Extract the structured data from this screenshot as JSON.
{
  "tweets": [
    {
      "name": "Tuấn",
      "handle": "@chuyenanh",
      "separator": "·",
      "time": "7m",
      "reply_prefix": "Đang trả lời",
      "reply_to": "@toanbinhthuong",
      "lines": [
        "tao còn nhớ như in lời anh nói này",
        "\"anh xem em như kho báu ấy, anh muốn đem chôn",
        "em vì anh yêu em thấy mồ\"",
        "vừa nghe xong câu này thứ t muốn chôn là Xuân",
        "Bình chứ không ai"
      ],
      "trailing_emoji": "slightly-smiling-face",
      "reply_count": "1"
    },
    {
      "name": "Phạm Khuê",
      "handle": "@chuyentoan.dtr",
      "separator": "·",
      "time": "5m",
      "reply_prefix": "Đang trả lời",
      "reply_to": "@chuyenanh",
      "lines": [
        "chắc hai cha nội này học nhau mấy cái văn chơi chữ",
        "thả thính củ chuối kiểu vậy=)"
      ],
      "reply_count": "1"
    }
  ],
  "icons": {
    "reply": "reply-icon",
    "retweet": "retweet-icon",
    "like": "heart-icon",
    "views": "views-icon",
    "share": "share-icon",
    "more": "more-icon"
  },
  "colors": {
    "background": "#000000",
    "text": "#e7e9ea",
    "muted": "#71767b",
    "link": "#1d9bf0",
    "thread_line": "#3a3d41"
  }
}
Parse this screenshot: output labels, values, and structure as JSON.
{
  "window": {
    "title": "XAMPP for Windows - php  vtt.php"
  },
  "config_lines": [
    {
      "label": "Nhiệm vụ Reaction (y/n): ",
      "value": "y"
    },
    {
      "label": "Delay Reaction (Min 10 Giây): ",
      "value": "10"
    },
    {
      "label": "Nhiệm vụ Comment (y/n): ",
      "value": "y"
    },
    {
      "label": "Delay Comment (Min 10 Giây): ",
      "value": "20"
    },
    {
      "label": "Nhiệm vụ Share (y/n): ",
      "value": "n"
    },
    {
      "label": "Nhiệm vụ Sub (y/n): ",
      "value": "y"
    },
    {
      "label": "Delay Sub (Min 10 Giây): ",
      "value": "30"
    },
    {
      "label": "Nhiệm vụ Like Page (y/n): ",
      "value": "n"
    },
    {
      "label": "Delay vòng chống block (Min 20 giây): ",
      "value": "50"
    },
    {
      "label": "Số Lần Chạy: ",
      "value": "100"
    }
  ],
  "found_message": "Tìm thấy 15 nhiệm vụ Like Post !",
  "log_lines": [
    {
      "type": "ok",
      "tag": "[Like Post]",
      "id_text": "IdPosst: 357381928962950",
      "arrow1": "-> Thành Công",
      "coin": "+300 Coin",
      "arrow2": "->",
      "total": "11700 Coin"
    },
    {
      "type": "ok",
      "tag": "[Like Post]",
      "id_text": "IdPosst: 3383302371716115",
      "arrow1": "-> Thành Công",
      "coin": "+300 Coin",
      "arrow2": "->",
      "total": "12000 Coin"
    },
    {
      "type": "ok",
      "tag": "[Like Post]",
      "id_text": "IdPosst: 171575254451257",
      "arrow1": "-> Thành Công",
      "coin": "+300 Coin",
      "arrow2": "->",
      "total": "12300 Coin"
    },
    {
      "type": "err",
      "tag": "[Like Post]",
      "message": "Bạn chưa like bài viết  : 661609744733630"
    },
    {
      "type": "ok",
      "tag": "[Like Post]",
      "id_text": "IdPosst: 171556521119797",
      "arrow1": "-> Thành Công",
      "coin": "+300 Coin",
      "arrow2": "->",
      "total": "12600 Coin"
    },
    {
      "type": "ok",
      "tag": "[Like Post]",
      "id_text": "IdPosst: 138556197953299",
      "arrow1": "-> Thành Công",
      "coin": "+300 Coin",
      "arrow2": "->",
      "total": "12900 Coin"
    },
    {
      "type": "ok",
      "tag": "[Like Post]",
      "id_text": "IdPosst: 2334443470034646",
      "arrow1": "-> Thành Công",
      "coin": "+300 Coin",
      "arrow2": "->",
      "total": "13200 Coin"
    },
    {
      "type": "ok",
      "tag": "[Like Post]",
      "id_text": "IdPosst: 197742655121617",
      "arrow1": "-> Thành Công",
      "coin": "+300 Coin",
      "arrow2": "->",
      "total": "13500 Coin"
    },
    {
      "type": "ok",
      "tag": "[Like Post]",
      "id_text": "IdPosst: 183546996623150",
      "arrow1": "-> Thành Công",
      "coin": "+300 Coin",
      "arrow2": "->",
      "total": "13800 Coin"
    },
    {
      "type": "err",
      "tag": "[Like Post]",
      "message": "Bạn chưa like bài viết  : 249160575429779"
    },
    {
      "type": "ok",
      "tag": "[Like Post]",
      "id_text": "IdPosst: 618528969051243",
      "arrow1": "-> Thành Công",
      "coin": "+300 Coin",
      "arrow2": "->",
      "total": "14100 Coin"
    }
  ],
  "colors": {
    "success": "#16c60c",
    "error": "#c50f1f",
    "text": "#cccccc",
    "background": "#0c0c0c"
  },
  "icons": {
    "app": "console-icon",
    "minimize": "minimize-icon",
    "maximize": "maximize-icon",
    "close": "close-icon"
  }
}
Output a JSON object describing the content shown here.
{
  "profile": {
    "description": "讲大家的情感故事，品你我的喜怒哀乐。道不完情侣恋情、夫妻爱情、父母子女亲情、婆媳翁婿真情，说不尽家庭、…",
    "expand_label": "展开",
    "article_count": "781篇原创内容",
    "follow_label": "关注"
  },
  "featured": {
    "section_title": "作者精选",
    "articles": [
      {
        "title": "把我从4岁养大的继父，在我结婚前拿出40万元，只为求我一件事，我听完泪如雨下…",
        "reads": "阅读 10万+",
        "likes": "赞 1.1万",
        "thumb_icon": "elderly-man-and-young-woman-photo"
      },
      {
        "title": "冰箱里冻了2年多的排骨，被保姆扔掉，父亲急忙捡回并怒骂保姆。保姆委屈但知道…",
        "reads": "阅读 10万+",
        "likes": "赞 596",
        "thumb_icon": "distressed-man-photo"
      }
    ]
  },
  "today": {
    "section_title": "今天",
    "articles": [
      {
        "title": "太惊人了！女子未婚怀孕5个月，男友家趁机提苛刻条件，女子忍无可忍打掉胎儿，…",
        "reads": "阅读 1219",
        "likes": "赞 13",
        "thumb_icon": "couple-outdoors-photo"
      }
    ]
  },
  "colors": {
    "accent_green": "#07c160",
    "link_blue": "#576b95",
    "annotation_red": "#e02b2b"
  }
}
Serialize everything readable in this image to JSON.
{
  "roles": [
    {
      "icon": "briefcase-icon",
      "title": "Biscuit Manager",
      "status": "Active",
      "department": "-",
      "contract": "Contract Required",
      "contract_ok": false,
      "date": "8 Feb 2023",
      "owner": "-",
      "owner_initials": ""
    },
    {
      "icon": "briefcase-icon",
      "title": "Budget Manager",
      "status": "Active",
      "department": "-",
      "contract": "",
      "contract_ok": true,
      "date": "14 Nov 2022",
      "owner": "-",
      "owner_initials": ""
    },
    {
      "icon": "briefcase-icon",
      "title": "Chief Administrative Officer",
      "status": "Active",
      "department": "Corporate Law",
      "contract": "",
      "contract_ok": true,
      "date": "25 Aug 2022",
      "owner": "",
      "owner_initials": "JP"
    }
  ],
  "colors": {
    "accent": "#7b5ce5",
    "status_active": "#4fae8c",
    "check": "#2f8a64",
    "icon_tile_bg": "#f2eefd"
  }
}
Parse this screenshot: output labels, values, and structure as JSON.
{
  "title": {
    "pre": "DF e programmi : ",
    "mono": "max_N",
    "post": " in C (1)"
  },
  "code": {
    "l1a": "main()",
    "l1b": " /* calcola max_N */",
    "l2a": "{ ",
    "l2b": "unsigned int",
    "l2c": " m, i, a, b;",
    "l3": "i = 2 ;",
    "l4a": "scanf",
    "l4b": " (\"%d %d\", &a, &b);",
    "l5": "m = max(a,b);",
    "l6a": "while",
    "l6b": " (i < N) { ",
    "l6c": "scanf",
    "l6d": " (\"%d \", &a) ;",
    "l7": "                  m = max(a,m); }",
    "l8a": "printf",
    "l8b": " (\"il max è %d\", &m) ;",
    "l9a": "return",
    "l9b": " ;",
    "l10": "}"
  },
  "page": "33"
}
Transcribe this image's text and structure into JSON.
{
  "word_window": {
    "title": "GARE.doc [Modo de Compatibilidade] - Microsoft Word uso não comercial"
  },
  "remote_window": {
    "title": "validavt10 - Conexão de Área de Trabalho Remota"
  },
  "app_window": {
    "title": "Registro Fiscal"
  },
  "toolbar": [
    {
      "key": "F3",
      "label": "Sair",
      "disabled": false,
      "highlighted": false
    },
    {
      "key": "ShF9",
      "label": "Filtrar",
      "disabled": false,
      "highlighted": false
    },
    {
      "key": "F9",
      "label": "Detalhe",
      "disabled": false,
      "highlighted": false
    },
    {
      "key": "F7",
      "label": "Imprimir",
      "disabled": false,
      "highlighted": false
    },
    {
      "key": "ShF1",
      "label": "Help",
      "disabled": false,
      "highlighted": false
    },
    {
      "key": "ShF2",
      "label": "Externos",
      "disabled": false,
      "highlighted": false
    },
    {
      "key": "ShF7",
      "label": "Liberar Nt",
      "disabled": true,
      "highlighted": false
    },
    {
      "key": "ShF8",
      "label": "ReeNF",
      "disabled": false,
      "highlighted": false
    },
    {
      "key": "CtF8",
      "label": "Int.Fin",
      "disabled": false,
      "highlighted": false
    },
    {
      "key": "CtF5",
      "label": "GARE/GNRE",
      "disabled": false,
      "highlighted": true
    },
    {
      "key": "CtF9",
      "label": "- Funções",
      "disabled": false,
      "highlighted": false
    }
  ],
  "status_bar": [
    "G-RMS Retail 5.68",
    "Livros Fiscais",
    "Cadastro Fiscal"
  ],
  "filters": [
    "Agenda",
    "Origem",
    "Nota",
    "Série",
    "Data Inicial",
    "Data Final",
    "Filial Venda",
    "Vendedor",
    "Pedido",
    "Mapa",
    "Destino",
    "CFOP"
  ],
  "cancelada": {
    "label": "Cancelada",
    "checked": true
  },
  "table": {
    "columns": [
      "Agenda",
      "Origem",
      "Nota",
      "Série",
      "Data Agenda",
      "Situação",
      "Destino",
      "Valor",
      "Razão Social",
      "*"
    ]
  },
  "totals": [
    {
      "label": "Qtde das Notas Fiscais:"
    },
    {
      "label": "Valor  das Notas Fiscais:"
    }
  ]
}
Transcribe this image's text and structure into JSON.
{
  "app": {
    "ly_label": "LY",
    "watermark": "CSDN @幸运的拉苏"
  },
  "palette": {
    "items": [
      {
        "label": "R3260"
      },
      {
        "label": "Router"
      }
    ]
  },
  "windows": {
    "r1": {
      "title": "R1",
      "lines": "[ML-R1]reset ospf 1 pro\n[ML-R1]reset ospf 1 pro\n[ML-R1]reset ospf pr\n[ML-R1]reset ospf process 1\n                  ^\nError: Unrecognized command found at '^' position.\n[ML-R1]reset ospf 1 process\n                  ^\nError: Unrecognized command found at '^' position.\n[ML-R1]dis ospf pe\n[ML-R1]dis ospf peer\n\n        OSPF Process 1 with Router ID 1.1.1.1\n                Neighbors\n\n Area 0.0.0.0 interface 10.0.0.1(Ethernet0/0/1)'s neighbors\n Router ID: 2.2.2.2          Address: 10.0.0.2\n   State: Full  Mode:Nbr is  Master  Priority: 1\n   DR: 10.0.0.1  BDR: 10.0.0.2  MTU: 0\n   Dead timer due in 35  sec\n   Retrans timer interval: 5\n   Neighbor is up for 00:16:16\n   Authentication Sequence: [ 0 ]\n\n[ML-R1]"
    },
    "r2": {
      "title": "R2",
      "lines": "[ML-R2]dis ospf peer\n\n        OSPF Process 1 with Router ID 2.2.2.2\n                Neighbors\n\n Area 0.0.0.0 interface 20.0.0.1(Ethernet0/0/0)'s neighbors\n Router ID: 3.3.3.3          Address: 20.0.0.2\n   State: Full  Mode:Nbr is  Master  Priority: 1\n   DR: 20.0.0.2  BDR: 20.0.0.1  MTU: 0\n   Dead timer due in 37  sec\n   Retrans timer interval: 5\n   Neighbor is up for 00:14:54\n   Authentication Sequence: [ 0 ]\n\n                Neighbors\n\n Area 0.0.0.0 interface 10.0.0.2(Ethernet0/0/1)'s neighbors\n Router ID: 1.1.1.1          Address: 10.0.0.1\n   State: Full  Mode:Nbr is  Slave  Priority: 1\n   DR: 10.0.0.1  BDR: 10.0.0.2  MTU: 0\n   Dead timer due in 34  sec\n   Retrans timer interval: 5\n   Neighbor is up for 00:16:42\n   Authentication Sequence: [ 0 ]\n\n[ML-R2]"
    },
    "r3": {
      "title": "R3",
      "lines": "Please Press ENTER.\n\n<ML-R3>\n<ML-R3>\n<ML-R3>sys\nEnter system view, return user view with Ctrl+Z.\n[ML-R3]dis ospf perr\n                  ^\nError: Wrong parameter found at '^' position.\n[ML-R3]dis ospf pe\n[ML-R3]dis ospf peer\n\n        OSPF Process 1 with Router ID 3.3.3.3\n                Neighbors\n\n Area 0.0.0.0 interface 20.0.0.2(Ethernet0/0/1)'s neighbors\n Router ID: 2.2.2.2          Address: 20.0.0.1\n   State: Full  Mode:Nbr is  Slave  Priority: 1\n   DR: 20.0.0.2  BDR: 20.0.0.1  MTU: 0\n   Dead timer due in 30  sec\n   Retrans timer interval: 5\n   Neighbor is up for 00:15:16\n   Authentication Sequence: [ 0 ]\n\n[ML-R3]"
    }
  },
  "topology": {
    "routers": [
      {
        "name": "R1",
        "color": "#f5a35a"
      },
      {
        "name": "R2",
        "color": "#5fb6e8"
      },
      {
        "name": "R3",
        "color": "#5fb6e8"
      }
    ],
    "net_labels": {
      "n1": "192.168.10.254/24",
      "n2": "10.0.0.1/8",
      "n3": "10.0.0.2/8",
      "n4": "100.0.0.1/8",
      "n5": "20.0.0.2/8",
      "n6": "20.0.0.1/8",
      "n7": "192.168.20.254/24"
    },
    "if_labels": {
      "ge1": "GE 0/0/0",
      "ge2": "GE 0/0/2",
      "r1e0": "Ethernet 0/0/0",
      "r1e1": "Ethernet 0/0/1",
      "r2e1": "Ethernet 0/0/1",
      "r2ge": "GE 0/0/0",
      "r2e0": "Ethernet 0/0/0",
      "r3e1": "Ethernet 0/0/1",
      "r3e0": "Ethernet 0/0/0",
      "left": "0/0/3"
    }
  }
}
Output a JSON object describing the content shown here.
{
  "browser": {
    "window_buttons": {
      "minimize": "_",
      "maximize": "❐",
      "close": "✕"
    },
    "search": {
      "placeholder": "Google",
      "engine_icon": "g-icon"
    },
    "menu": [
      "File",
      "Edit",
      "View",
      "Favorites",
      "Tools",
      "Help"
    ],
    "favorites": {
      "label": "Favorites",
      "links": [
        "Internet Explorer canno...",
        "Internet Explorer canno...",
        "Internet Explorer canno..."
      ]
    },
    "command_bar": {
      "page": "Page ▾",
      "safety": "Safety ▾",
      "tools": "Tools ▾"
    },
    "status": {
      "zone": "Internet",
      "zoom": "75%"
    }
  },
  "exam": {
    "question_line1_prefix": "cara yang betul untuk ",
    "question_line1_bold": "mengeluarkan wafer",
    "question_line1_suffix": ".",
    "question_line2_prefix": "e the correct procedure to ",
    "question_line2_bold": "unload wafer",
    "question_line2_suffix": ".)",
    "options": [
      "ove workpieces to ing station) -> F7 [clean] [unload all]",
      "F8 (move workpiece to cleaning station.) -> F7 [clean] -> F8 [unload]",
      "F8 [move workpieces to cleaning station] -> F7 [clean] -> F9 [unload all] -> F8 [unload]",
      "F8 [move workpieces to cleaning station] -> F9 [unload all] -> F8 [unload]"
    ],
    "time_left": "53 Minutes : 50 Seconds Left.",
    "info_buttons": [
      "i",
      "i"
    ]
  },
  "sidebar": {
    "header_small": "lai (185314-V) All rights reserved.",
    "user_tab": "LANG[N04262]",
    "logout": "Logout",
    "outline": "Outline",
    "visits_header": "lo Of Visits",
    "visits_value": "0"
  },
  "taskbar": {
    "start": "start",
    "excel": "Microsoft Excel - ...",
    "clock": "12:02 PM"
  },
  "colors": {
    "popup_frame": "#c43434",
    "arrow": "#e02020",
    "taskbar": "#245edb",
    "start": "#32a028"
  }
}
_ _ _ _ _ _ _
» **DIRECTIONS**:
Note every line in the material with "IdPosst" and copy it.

» **TASK OUTPUT**:
      "id_text": "IdPosst: 357381928962950",
      "id_text": "IdPosst: 3383302371716115",
      "id_text": "IdPosst: 171575254451257",
      "id_text": "IdPosst: 171556521119797",
      "id_text": "IdPosst: 138556197953299",
      "id_text": "IdPosst: 2334443470034646",
      "id_text": "IdPosst: 197742655121617",
      "id_text": "IdPosst: 183546996623150",
      "id_text": "IdPosst: 618528969051243",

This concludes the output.